One day while I was waiting in the oncology outpatient department to see my oncologist I noticed a woman of a similar age to me, quite cool and trendy, also in the waiting room. Although I didn’t talk to her, she was attractive and charismatic and I somehow felt her presence.
Completely out of the blue she contacted me through Facebook the next day. She had heard my name being called and decided to track me down.
We met up for a drink and we got drunk together, she even propositioned me knowing that I was a gay man! Cancer does funny things to you.
”I always felt very guilty, knowing I could be cured while both of us knew she was going to die”
She had breast cancer and didn’t want to have chemotherapy but I persuaded her she should. She had her first session alongside me. It made her really sick and she ending up in hospital with an infection. She continued to have a difficult time with it and eventually decided to stop after a while and take her chances. Although we kept in touch I always felt very guilty, knowing I could be cured while both of us knew she was going to die.
My chemo lasted three months and I felt terrible for the entire time. Nausea, fatigue, no appetite, weight loss, hearing difficulties, pins and needles, numbness, and losing all my body hair.
However, I responded well to the treatment and over time it was clear that there was less and less evidence of the cancer in my body.
In the chemotherapy department I met a number of people who I already knew – not from my cancer experience, but as patients of mine from when I was well. This was a humbling experience and one that moved me from one side of the patient – healthcare professional divide to the other. I think many of us in this world separate ourselves from our patients, it’s them and us. Perhaps this is a way of maintaining a needed professional boundary but I learnt how easy it is to switch sides.
”Cancer is like that, even once it’s gone you can be haunted by the possibility of its return”
A few months after my treatment finished, routine blood tests alerted my oncologist to the possibility that my cancer had returned. However, more tests proved this was a false alarm.

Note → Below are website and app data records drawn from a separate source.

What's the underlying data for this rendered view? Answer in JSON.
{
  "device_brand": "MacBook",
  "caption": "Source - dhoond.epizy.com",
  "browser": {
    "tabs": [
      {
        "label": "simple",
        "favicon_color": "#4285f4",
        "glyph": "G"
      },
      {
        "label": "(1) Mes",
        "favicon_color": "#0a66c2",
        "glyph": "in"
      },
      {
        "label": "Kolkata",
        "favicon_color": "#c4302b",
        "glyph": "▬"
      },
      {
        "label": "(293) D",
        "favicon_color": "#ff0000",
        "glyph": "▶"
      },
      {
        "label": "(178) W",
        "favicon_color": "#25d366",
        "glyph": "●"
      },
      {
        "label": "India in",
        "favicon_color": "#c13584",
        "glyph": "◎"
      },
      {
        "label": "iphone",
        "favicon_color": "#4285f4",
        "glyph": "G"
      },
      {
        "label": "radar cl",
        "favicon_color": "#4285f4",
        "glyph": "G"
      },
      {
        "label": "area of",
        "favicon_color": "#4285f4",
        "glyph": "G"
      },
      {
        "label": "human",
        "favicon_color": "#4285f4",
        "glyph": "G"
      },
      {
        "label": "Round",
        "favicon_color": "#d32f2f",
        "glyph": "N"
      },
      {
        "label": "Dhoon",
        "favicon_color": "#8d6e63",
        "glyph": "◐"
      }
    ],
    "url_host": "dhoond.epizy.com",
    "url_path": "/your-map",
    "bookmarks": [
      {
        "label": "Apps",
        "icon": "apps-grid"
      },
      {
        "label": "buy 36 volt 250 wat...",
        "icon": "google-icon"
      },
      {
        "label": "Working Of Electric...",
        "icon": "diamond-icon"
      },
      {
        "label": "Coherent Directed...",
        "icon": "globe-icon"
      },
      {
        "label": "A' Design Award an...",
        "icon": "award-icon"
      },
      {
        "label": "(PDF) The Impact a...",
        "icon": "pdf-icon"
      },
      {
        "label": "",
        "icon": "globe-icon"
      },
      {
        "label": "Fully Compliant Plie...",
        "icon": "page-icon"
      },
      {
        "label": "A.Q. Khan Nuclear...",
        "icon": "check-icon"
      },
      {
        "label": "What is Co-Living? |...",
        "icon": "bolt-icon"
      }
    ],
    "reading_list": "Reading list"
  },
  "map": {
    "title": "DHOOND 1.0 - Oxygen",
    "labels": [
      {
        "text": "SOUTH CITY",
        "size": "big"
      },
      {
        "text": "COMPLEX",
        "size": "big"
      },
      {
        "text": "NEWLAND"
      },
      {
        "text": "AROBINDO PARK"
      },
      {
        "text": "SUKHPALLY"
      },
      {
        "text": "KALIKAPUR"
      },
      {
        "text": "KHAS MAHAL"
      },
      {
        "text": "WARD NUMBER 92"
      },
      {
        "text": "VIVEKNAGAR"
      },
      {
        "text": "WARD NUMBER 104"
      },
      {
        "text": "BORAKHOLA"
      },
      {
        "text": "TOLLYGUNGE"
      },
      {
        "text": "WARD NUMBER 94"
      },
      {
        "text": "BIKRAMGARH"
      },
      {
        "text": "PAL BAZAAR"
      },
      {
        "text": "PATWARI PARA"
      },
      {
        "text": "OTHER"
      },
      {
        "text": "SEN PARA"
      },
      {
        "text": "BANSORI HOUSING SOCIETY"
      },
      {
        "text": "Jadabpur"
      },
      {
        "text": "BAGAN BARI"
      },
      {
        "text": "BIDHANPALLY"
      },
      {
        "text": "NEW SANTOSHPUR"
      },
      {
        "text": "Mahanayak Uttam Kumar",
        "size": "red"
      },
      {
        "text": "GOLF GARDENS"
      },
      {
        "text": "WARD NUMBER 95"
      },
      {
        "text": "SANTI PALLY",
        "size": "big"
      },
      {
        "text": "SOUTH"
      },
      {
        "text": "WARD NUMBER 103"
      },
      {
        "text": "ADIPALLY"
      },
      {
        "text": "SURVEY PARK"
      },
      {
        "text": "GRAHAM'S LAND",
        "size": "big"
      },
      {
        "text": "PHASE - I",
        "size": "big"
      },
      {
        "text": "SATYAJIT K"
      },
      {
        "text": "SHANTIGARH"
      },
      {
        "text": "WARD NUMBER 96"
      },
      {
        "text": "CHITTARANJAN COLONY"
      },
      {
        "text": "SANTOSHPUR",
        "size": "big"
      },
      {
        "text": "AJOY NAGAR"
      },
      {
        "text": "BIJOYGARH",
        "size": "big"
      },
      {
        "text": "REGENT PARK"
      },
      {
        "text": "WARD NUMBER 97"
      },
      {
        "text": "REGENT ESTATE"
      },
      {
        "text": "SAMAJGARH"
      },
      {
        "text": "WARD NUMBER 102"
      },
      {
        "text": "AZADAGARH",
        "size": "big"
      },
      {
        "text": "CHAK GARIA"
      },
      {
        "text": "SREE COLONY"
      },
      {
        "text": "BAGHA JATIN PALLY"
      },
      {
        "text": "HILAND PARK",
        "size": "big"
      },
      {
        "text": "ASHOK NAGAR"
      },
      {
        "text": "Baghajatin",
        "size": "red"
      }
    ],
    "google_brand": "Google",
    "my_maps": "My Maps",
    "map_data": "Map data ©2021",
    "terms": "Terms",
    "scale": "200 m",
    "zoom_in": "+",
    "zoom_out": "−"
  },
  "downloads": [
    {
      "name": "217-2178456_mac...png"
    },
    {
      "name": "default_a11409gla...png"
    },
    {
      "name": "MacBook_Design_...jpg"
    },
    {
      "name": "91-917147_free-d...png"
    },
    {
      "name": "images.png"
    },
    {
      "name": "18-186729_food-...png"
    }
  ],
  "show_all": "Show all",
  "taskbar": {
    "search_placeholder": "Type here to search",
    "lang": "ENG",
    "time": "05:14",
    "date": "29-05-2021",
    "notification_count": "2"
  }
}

Cancer is like that, even once it’s gone you can be haunted by the possibility of its return – even six years later.
Following treatment, I went back to work pretty quickly two months after the treatment finished. Possibly too soon, but a year later I felt very differently. I really enjoyed working again, I learnt to separate myself from the illness and although I’m literally physically and mentally scarred by the experience I feel OK now, and manage to live an active life including a busy work life.
Ironically my friend with breast cancer spent her final days at the hospice where I worked. Her cancer was aggressive and without treatment to slow it down she became very unwell pretty quickly. She made very different decisions to me and took a different course of treatment. Although my cancer treatment was the most physically arduous thing I’ve ever experienced, I’m glad I took everything they could give me.
”I don’t think I’m any more or less compassionate or caring then I was before”
Today I don’t think I’m any more or less compassionate or caring then I was before, but I’m much more understanding of my patients’ experiences. I’ve been in a part of their world and it’s a difficult place to be.
I’ve been left with some side effects from chemotherapy that will last me a lifetime. My voice is now husky and not as reliable as it once was, so if I’m speaking in public I’m not as confident as I used to be. My hands are bad when it’s cold as I now have Raynaud’s, which affects the blood supply to your fingers. But I do have a false testicle and it’s even better than the real one!
So what have I learnt from all this? Any one of us, even those of us who look after people with cancer, can get cancer. My advice would be to face the fear head on, don’t go back to work too soon after the treatment finishes, take all the treatment you can get and then if you can, once it’s all over, leave it behind and live your life.
Nigel Dodds is a nurse consultant at St Joseph’s Hospice in Hackney, East London